In guiding the Greeks, Sullivan Stapleton does not quite have the natural charisma that Gerard Butler was able to bring to the role of Leonidas, yet Themistocles is an inherently more interesting character, given how he must consider more than just fighting till death, while keeping respect and honor intact. He and his men are not Spartans and while this film is still glorifying one side over the other, it recognizes that they are not invincible and are comprised of simple men, not soldiers or sailors, who have been recruited for battle.
As far as the acting goes, however, this film truly belongs to Eva Green. As Artemisia, Green allows no one to look more intimidating, whenever she is on the screen. While just as skilled as Themistocles, Artemisia has the kind of conviction that an actress really has to sink her teeth into, in order to properly bring out the crazy glee that it allows for and Green is very much up to that task. It is a performance that is practically worth the price of admission, but the film still has so much to offer visually.
I really should emphasize how much of a feast for the eyes this film really is. Getting away from what I appreciated about the narrative and some of these characters, 300: Rise of an Empire gets a lot of mileage out of the world it exists in. The sets and costumes are gorgeous. The blending of CG and practical effects makes for some impressive battle sequences. A number of long takes allow the film to really cash in on the gorgeously graphic bloodshed fit for a film rooted in visualizations taken from a comic book. The use of 3D actually adds to the experience, given how immersive the film becomes, while the viewer is basically on the verge of choking, given the constant embers and ash seen floating all around. All of this is aided further by the thumping score by Junkie XL.
300: Rise of an Empire makes good on what it promises and adds even more for those who think they may have seen everything the 300 world could offer, and I am not just talking about the hilariously aggressive sex scene, featuring Eva Green’s intensely eccentric character. The film may screw around with the true historic events that took place, in favor of providing R-rated comic book entertainment, but attempts are still made to create a narrative with more going on than its predecessor. The action overcomes the weight of delivering more of what people have already scene in between this film and the original, with its naval combat additions; the Production design is excellent; and the splashy visual aesthetic continues to please.
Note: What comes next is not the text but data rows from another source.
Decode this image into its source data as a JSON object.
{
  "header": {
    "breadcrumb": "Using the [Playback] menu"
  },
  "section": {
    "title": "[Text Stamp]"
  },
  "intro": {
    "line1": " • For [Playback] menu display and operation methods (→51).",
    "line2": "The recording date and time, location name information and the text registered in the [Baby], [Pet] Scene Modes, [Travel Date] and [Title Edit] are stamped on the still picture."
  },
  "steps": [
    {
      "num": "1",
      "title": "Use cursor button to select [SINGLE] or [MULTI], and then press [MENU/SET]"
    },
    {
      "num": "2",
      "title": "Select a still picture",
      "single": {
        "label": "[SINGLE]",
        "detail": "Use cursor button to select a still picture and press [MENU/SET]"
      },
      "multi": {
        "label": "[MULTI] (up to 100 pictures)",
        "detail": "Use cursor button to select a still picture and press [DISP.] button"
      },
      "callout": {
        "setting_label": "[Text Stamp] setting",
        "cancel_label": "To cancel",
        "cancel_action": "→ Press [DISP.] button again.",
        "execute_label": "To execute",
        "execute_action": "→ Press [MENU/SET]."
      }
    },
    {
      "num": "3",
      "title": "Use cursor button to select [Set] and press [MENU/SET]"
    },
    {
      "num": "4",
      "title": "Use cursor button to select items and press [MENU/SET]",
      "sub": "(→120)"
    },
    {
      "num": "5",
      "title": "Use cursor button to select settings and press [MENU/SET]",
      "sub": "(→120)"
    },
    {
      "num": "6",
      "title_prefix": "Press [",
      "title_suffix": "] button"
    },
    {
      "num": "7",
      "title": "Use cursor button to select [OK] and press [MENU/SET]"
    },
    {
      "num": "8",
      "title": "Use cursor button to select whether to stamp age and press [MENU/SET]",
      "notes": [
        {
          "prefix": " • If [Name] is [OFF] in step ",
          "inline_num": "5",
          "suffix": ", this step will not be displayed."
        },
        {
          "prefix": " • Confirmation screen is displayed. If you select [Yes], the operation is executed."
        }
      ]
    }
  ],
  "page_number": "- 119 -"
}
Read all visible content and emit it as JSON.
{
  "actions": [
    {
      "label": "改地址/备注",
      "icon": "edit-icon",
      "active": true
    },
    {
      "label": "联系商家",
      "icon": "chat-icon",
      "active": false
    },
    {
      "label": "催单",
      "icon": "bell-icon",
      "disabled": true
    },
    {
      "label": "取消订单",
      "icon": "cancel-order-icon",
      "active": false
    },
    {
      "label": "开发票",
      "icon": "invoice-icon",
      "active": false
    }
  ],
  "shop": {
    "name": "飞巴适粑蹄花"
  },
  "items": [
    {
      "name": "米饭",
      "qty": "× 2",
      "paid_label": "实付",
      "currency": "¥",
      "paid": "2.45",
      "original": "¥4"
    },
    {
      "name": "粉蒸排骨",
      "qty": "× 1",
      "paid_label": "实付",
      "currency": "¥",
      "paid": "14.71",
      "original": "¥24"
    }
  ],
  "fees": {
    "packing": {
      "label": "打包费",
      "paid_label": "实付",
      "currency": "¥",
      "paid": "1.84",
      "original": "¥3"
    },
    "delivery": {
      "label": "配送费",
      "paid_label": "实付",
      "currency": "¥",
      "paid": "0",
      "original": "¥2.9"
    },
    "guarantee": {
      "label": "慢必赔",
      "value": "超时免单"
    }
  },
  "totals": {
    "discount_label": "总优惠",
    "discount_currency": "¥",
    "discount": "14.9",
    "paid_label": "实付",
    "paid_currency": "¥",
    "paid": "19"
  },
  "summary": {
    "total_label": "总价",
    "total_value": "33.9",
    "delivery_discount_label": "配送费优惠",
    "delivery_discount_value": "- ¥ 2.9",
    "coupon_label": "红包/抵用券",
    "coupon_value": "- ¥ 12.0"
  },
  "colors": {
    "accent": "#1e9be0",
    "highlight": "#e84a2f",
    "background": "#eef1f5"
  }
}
An attempt at finding glory in this idea for a sequel was made and I was happy to view it.
Themistocles: Better we show them, we chose to die on our feet, rather than live on our knees!